SOUTH HILLS COMMAND CENTER – After watching Francisco Liriano‘s masterful outing last night, assuming the Pirates play in a postseason series, you’d have to think he slots in as the No.1 or No. 2 starter in Clint Hurdle‘s playoff rotation.
Liriano misses bats, induces groundballs and has cut his walk rate. Ditto for A.J. Burnett, who is option 1 or 1a for a potential Pirates playoff rotation.
But who do you slot in at No. 3 and No. 4?
Wandy Rodriguez (if he proves his health)
That’s four options for two slots:
The case for Morton: He has posted a 21-to-2 groundball-to-flyball ratio over his last two starts. If he qualified for groundball rate, he’d lead the majors (69 percent) with a 10 point lead over Justin Masterson. His fastball velocity is at a career best. He’s getting some swing and from his curve.

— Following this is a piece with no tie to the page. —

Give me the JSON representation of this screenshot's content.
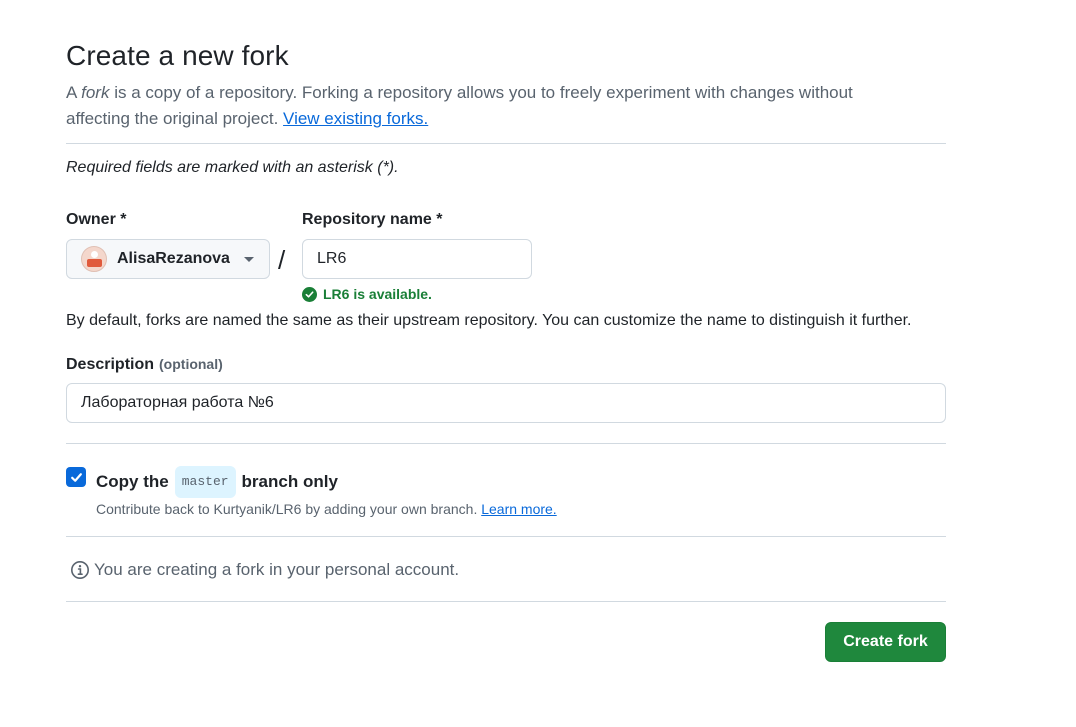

The case against Morton: He’s been hit hard at times and is still finding his way back, mechanically, from Tommy John surgery. He lacks big-game experience and doesn’t miss a ton of bats. He’s a two-pitch pitcher at the moment, which might allow opponents to figure him out quickly.
The case for Locke: He was a first-half All-Star. He’s missed more bats as the season has gone along, striking out a batter per inning in the second half of the season. He’s shown superb command in the past. If you believe there is ability behind his MLB-best strand rate, then maybe his heartbeat really does slow in pressure situations.
The case against Locke: His walk rate has grown as the season has gone along. It’s nearly six walks per nine innings in the second half. He’s regressed some and he has the potential for further regression if his strand rate collapses. He has fringe-average velocity and lacks a dominant secondary pitch.
The case for Rodriguez: if Rodriguez proves he’s healthy and returns to his mid-rotation form than there’s a very good chance this veteran is one of the rotation members. He has the most MLB experience.
The case against Rodriguez: the giant question of health, his extreme home-road splits, and he lacks the upside of Cole or even Morton.
The case for Cole: from a pure stuff standpoint he gets the nod. He has the best fastball velocity in the major leagues and his slider has come along as a strikeout pitch. He also has handled big moments well. In a key start in the 2011 College World Series, he struck out 13 TCU batters and allowed just two runs over eight innings. He was also impressive in his much-anticipated MLB debut. He’s done well in big moments.
The case against Cole: for starters, we don’t know what his innings limit is. He’s also a rookie, which managers are often hesitant to trust in big-game situations. Also, Cole might might be the most intriguing bullpen option in the group. Starters typically add 2-3 mph when pitching in shorter stints from the bullpen (Chris Sale once hit 99 mph as a reliever) … so might Cole live in the 100-103 mph range as a postseason setup man? Shelby Miller did well in that role last season.
Cole said on XM Radio yesterday that he’s open to moving to the bullpen, but the club has not discussed the possibility with him as of yet.
Pirates GM Neal Huntington said a few weeks back that if the club has four better options than Cole for a playoff rotation they are in great shape.
Could Gerrit Cole be a right-handed Aroldis Chapman from the bullpen in the postseason?
In summary …
The Pirates have options, which is of course a good thing. As James Santelli noted on our roundtable discussion the other day, the Pirates could piggy-back two starters- like Morton and Locke – in a game. Pitchers typically regress the third and fourth time they face a lineup, so the piggy-back theory is interesting.
I personally like going with your best arms, so I’d hand one of the rotation spots to Cole, who is only improving as the season goes along. I actually like Morton over Locke, as I think he has more upside going forward.
Each of the four candidates still has time to build their postseason resumes. But as of today, who ya got?
It’s an interesting discussion, but of course it might be simply be a thought experiment if the Pirates can’t hold on and win the Central.